[Opening Records for processing section]
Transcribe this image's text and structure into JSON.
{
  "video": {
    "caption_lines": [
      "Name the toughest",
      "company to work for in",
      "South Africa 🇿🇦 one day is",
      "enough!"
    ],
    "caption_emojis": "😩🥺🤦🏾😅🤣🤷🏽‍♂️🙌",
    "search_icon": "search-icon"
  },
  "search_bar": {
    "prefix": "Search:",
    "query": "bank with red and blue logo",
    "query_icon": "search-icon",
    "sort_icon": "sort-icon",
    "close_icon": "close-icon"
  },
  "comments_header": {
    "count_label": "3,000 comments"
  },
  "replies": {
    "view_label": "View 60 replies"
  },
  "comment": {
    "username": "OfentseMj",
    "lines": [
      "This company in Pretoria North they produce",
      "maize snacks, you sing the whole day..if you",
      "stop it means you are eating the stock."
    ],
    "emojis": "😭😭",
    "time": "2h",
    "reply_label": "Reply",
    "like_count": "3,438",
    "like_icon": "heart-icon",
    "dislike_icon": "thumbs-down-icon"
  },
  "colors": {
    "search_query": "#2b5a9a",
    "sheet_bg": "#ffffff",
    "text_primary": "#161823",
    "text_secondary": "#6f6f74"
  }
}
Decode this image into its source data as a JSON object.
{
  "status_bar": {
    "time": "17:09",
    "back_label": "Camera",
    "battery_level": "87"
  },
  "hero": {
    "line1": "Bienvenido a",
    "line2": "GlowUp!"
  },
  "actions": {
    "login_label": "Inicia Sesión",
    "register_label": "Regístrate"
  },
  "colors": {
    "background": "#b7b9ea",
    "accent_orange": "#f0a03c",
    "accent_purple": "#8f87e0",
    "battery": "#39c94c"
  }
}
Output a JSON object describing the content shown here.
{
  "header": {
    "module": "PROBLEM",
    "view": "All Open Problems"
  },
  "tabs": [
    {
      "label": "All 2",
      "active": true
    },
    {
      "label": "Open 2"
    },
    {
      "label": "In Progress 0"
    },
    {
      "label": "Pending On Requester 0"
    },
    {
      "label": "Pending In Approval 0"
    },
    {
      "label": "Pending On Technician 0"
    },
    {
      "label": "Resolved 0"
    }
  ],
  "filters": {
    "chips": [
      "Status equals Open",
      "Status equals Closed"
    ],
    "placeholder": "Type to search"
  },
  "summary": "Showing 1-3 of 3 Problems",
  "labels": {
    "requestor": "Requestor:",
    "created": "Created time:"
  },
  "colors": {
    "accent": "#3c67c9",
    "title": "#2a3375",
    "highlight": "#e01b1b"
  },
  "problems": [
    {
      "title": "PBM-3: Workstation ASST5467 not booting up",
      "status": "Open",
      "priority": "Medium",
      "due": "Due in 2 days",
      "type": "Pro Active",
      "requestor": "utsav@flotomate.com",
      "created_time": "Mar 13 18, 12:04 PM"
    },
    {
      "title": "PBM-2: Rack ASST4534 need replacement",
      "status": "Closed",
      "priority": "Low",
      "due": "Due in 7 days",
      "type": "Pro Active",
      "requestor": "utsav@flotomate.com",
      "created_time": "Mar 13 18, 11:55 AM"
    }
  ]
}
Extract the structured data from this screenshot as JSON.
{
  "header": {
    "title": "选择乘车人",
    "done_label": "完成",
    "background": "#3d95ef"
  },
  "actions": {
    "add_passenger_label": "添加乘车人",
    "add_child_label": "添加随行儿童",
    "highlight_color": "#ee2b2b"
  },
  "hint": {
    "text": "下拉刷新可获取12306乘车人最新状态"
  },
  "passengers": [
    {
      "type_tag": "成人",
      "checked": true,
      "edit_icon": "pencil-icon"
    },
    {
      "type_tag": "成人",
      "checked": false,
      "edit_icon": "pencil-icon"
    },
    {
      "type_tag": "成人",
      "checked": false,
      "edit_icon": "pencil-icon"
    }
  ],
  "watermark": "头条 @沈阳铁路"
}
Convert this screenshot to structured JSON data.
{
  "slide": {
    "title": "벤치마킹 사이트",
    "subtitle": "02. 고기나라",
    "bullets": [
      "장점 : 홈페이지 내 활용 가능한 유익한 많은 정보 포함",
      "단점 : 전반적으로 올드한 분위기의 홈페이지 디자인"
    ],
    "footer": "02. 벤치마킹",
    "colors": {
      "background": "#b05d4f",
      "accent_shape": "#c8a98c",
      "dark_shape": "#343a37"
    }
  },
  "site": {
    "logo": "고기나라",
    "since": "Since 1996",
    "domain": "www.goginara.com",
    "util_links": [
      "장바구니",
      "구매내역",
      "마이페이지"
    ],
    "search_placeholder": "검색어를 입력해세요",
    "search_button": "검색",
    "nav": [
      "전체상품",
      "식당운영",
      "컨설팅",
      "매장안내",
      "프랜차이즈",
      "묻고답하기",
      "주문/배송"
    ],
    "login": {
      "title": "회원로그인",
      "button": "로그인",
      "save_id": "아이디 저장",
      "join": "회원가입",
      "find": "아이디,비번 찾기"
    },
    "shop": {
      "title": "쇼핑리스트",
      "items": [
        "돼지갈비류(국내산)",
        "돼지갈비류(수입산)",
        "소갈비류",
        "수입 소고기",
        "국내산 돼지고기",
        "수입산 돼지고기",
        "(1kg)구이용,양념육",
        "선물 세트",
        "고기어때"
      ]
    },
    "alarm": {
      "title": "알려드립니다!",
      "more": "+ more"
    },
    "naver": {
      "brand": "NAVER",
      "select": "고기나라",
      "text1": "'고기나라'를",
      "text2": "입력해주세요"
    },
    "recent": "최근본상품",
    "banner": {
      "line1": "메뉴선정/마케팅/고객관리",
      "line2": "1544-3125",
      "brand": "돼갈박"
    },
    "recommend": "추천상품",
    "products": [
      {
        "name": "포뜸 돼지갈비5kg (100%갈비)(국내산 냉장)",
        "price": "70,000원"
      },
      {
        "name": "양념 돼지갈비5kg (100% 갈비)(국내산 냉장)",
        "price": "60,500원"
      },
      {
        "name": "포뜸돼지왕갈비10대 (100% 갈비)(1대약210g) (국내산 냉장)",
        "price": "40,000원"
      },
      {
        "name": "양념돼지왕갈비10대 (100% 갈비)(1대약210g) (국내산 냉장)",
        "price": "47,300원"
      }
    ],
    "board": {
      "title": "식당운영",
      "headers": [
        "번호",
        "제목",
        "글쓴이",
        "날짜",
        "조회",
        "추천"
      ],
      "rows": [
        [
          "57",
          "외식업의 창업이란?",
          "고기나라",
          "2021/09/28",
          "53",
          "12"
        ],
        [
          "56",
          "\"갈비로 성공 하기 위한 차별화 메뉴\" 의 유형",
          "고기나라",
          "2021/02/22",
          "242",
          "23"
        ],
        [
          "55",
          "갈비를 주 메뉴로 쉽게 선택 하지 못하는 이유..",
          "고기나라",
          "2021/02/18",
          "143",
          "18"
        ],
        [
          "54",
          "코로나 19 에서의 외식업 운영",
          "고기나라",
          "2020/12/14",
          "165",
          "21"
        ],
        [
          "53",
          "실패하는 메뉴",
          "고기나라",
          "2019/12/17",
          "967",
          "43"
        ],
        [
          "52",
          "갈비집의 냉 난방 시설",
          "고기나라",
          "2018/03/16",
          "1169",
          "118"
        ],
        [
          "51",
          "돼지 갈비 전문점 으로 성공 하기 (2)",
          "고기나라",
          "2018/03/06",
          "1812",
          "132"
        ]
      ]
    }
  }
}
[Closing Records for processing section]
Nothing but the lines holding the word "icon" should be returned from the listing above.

    "search_icon": "search-icon"
    "query_icon": "search-icon",
    "sort_icon": "sort-icon",
    "close_icon": "close-icon"
    "like_icon": "heart-icon",
    "dislike_icon": "thumbs-down-icon"
      "edit_icon": "pencil-icon"
      "edit_icon": "pencil-icon"
      "edit_icon": "pencil-icon"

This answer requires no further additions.